Ohio Secretary of State Jon Husted has issued a directive changing rules for those voting who will be eighteen years old by the date in November. In twenty-two states, those currently seventeen are allowed to participate in primaries and caucuses as well if they will be able to vote in November. This makes sense.
To be fair, this policy does predate Husted in his own state of Ohio. The directive is simply a standard issue. That doesn’t make it right. It violates the state’s code, which provides that “every qualified elector” who will be eighteen by the time of the general elections may participate in the nominating process which are not “elections”.

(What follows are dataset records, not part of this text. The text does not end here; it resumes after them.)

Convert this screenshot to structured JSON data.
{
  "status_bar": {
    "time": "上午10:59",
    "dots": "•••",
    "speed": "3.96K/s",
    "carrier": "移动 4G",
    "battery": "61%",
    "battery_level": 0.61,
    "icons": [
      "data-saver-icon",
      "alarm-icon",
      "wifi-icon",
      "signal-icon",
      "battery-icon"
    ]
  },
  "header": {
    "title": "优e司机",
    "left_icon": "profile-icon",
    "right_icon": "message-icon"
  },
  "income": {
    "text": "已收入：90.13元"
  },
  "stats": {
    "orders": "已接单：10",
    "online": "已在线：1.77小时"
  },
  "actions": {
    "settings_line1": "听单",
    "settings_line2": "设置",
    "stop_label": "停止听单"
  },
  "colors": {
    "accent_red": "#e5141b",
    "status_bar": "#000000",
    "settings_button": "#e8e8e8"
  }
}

Why would these younger electors (by the time of the general election) be kept from the nominating process? Younger voters tend to turn out for more liberal (if Democratic) or more centrist (if Republican) candidates, and this year the state’s own governor – John Kasich – is the most centrist of the bunch.
States need to change codes to allow these people to participate in the nominating process if they are going to be eligible to vote in the general election.
Matthew A. McIntosh / 03.07.2016